── EXERCISE DATA

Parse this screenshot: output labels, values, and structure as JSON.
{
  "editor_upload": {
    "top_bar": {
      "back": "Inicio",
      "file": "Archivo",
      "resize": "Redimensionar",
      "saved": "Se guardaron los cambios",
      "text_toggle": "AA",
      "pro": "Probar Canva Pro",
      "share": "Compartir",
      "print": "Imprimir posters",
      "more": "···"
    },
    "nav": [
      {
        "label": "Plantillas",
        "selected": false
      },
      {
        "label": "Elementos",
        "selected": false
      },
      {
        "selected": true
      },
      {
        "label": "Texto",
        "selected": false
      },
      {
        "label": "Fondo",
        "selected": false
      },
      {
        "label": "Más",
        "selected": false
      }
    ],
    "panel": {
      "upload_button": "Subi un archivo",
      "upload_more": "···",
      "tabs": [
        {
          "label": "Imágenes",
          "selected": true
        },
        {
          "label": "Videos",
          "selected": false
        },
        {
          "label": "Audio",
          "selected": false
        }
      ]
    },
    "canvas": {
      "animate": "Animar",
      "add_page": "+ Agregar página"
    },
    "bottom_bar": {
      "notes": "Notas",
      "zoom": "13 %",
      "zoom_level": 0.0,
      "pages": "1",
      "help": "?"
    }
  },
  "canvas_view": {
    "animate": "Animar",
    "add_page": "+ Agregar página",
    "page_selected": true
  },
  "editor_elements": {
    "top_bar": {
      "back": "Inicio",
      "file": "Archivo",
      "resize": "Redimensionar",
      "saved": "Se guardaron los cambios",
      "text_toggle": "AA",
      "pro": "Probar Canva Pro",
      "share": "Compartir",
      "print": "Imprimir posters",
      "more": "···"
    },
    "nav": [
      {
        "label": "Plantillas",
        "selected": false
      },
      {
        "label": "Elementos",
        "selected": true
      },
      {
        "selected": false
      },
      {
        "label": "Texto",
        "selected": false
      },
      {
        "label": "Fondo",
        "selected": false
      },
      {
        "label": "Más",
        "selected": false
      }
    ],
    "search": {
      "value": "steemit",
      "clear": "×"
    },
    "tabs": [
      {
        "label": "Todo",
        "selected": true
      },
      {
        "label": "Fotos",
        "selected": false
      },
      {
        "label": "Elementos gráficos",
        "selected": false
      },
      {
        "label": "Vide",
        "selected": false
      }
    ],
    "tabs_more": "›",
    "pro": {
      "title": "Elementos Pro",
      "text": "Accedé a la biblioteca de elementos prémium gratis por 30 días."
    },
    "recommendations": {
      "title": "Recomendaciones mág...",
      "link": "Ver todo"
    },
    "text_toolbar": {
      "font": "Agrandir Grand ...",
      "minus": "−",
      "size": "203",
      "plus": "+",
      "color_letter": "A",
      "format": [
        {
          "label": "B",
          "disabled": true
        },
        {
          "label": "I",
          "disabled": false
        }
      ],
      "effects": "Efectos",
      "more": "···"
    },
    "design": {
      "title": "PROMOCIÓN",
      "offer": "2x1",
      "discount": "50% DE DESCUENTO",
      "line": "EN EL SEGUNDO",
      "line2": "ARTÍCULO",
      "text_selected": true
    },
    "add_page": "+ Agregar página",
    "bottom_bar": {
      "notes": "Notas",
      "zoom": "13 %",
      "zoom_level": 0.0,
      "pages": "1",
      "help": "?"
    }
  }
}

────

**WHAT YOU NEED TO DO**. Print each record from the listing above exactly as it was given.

**OUTPUT FOR THIS EXERCISE**.
Parse this screenshot: output labels, values, and structure as JSON.
{
  "editor_upload": {
    "top_bar": {
      "back": "Inicio",
      "file": "Archivo",
      "resize": "Redimensionar",
      "saved": "Se guardaron los cambios",
      "text_toggle": "AA",
      "pro": "Probar Canva Pro",
      "share": "Compartir",
      "print": "Imprimir posters",
      "more": "···"
    },
    "nav": [
      {
        "label": "Plantillas",
        "selected": false
      },
      {
        "label": "Elementos",
        "selected": false
      },
      {
        "selected": true
      },
      {
        "label": "Texto",
        "selected": false
      },
      {
        "label": "Fondo",
        "selected": false
      },
      {
        "label": "Más",
        "selected": false
      }
    ],
    "panel": {
      "upload_button": "Subi un archivo",
      "upload_more": "···",
      "tabs": [
        {
          "label": "Imágenes",
          "selected": true
        },
        {
          "label": "Videos",
          "selected": false
        },
        {
          "label": "Audio",
          "selected": false
        }
      ]
    },
    "canvas": {
      "animate": "Animar",
      "add_page": "+ Agregar página"
    },
    "bottom_bar": {
      "notes": "Notas",
      "zoom": "13 %",
      "zoom_level": 0.0,
      "pages": "1",
      "help": "?"
    }
  },
  "canvas_view": {
    "animate": "Animar",
    "add_page": "+ Agregar página",
    "page_selected": true
  },
  "editor_elements": {
    "top_bar": {
      "back": "Inicio",
      "file": "Archivo",
      "resize": "Redimensionar",
      "saved": "Se guardaron los cambios",
      "text_toggle": "AA",
      "pro": "Probar Canva Pro",
      "share": "Compartir",
      "print": "Imprimir posters",
      "more": "···"
    },
    "nav": [
      {
        "label": "Plantillas",
        "selected": false
      },
      {
        "label": "Elementos",
        "selected": true
      },
      {
        "selected": false
      },
      {
        "label": "Texto",
        "selected": false
      },
      {
        "label": "Fondo",
        "selected": false
      },
      {
        "label": "Más",
        "selected": false
      }
    ],
    "search": {
      "value": "steemit",
      "clear": "×"
    },
    "tabs": [
      {
        "label": "Todo",
        "selected": true
      },
      {
        "label": "Fotos",
        "selected": false
      },
      {
        "label": "Elementos gráficos",
        "selected": false
      },
      {
        "label": "Vide",
        "selected": false
      }
    ],
    "tabs_more": "›",
    "pro": {
      "title": "Elementos Pro",
      "text": "Accedé a la biblioteca de elementos prémium gratis por 30 días."
    },
    "recommendations": {
      "title": "Recomendaciones mág...",
      "link": "Ver todo"
    },
    "text_toolbar": {
      "font": "Agrandir Grand ...",
      "minus": "−",
      "size": "203",
      "plus": "+",
      "color_letter": "A",
      "format": [
        {
          "label": "B",
          "disabled": true
        },
        {
          "label": "I",
          "disabled": false
        }
      ],
      "effects": "Efectos",
      "more": "···"
    },
    "design": {
      "title": "PROMOCIÓN",
      "offer": "2x1",
      "discount": "50% DE DESCUENTO",
      "line": "EN EL SEGUNDO",
      "line2": "ARTÍCULO",
      "text_selected": true
    },
    "add_page": "+ Agregar página",
    "bottom_bar": {
      "notes": "Notas",
      "zoom": "13 %",
      "zoom_level": 0.0,
      "pages": "1",
      "help": "?"
    }
  }
}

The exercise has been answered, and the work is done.